> Brief: Where the word "text" appears in a line below, copy the whole line.

> Supplied data:
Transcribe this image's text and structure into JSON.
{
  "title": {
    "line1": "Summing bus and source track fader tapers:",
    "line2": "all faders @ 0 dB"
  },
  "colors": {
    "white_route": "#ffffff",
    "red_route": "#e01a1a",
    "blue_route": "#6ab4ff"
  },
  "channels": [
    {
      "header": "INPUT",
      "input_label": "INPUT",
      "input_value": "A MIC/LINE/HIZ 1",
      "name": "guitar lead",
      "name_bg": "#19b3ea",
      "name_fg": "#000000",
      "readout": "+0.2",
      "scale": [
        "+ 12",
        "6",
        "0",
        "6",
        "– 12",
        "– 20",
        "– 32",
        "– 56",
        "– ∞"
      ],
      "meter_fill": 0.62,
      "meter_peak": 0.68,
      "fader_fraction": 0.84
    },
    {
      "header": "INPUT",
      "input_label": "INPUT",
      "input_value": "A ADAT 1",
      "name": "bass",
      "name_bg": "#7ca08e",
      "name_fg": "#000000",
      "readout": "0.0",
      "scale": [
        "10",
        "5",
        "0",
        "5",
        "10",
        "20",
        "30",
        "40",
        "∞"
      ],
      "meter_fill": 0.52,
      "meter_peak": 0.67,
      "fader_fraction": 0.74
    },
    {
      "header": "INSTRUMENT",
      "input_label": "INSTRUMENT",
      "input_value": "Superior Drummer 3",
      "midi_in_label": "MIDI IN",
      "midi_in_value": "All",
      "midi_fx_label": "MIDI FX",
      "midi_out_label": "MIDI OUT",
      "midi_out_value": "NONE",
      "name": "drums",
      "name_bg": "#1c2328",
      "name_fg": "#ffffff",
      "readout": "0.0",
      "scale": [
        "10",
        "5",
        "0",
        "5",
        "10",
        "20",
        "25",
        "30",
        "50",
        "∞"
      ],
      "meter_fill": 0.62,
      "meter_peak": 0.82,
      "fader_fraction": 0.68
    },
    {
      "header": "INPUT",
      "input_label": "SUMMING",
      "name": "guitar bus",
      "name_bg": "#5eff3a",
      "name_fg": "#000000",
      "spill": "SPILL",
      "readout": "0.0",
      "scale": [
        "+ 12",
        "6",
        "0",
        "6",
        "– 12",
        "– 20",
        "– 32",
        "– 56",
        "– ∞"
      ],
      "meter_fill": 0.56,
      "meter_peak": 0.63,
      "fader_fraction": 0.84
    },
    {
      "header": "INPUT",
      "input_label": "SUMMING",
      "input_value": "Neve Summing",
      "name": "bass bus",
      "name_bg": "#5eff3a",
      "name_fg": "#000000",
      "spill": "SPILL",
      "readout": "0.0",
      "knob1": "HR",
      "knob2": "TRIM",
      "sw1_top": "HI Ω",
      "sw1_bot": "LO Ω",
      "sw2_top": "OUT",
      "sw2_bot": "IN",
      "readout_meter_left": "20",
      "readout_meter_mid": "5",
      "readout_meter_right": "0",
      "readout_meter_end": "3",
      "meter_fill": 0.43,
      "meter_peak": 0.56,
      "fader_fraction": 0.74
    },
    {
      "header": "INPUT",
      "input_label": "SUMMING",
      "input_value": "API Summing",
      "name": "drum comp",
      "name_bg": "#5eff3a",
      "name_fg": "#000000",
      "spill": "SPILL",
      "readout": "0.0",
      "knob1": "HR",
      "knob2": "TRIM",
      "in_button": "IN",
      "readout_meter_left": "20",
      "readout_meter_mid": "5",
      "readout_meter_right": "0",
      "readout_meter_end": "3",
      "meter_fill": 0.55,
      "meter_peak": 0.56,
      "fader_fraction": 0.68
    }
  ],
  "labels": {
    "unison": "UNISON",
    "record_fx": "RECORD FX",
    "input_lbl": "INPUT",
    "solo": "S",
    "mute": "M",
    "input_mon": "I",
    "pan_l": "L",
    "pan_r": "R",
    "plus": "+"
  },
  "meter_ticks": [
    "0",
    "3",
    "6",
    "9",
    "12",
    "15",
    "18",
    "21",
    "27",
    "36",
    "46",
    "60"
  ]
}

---

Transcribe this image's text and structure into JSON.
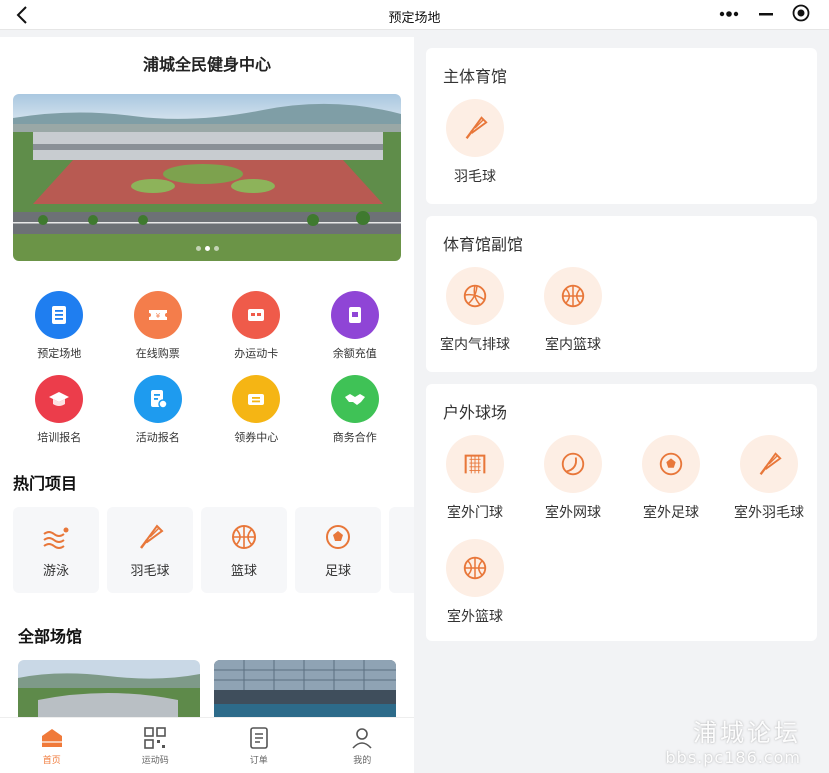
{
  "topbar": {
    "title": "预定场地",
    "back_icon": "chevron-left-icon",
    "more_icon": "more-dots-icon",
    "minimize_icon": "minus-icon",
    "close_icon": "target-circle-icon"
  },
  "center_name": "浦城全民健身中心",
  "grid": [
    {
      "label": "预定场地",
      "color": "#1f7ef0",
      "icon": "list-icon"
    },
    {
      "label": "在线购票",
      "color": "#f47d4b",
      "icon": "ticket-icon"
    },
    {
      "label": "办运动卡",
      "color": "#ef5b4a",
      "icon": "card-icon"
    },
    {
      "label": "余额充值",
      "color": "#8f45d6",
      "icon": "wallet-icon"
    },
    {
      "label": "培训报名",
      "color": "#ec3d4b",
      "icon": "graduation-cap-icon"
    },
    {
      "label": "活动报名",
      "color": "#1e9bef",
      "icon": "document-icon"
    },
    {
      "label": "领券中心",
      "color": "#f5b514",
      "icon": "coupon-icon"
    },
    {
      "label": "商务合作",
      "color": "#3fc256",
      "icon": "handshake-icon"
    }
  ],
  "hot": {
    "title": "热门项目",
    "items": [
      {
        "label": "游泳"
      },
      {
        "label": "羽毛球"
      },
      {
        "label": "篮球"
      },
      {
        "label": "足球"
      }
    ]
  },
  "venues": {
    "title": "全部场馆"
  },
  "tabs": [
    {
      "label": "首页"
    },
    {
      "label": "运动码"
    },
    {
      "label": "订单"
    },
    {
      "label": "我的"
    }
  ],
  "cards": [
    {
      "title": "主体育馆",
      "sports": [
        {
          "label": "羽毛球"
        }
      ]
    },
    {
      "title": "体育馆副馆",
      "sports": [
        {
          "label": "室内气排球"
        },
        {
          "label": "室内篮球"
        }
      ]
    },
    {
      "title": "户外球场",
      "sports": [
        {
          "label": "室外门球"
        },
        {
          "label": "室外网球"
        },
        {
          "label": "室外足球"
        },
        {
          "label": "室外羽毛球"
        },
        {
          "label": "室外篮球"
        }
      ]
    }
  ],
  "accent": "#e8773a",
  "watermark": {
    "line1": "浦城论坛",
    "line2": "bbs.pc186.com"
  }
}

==

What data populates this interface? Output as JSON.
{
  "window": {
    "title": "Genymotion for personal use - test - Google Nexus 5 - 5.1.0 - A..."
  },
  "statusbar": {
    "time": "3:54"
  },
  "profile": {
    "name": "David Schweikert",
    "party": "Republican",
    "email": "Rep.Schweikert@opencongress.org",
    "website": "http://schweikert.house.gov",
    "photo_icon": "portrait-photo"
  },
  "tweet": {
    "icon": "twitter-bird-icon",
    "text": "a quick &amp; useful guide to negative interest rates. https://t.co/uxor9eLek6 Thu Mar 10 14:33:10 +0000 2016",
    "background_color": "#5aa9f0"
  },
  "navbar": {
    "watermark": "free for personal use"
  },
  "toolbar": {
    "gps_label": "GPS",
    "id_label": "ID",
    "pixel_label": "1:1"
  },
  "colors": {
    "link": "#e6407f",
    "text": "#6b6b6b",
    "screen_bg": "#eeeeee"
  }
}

> Response for this exercise:
Transcribe this image's text and structure into JSON.
Transcribe this image's text and structure into JSON.
    "text": "a quick &amp; useful guide to negative interest rates. https://t.co/uxor9eLek6 Thu Mar 10 14:33:10 +0000 2016",
    "text": "#6b6b6b",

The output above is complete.